      And thereupon she burned with her Moxa (of which hereafter) on my feet and knees, (to my best remembrance) about twenty little Escars, which looked like lit∣tle gray specks, without raising any blisters, or causing any after-pain; whereupon also all the pain of the Gout vanish’d.
    • 1761, William Lewis, An Experimental History of the Materia Medica, or of the Natural and Artificial Substances Made Use of in Medicine: Containing a Compendious View of Their Natural History, an Account of Their Pharmaceutic Properties, and an Estimate of Their Medicinal Powers, so Far as They Can Be Ascertained by Experience, or by Rational Induction from Their Sensible Qualities, London: Printed by H. Baldwin, for the Author; and sold by R. Willock, page 380:
      Moxa is celebrated in the eastern countries, for preventing and curing many disorders, by being burnt on the skin: a little cone of moxa, laid on the part previously moistened, and set on fire at top, burns down with a temperate glowing heat, and produces a dark coloured spot, the exulceration of which is promoted by applying a little garlic, and the ulcer either healed up when the eschar separates, or kept running for a length of time, as different circumstances may require.
  2. Any other substance used in moxibustion.

Derived terms[edit]


See also[edit]




moxa m (plural moxas)

  1. moxa

Further reading[edit]




  1. very

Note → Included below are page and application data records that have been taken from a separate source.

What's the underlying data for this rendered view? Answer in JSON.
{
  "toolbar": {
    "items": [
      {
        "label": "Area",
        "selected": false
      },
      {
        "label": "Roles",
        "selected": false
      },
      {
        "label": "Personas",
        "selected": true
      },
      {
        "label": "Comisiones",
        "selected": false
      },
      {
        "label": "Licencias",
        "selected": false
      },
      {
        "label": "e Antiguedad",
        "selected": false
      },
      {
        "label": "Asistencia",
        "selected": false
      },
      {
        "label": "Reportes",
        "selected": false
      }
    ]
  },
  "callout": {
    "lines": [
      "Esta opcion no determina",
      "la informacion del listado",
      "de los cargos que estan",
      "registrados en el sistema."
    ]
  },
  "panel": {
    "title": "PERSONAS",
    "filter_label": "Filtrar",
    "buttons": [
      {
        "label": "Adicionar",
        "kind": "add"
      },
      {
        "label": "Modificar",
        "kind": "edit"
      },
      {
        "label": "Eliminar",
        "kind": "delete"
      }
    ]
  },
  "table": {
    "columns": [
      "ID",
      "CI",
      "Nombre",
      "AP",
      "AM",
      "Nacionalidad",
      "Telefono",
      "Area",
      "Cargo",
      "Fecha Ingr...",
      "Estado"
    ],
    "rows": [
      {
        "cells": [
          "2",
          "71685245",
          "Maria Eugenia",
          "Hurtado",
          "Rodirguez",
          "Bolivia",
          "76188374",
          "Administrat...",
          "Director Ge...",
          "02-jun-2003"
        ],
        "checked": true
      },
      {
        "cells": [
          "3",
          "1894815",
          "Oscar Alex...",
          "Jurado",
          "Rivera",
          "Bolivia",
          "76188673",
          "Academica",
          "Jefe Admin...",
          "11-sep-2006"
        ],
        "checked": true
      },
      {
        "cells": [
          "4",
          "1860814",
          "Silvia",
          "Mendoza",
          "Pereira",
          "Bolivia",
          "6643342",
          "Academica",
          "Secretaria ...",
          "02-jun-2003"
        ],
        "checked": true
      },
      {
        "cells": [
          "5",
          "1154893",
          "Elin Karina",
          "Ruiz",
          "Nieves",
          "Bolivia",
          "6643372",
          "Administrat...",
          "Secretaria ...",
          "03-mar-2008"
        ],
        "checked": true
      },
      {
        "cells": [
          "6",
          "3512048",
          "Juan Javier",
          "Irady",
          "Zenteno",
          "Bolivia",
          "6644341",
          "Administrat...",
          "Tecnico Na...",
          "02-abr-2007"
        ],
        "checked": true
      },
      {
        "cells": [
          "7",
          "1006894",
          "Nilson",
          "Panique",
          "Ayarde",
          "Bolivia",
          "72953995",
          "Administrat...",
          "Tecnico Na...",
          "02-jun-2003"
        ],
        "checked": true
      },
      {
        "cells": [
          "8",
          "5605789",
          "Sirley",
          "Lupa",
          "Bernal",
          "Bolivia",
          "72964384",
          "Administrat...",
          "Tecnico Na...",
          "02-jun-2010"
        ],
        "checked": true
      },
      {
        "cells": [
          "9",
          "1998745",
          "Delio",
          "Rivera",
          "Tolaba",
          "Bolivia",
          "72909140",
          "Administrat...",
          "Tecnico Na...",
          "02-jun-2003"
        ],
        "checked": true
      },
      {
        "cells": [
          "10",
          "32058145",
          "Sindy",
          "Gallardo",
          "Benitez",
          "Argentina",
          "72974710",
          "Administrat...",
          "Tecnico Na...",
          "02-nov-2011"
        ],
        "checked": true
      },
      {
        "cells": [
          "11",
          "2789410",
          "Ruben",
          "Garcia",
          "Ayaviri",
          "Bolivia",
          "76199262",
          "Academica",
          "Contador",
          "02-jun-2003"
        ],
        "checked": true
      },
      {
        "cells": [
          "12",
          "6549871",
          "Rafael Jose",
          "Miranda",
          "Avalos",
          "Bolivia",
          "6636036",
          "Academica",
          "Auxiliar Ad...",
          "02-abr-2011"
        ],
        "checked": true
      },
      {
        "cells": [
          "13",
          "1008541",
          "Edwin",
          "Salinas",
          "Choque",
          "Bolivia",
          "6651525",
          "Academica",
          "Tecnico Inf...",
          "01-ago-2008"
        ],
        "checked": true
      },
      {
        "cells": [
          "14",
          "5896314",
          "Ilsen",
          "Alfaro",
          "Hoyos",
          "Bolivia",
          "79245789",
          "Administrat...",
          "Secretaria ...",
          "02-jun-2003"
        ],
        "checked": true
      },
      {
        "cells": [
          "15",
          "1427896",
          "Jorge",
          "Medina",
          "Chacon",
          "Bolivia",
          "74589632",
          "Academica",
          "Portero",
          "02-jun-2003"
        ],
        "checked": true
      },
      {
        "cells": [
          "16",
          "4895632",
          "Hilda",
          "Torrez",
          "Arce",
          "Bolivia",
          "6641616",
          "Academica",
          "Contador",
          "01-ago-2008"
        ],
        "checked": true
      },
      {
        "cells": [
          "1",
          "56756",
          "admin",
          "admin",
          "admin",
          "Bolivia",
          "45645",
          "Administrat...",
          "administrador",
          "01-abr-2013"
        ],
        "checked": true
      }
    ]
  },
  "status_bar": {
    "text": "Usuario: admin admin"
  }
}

  • O'Meara, John (2014), “móxa”, in Delaware-English/English-Delaware Dictionary (Heritage), Toronto: University of Toronto Press, published 1996, →ISBN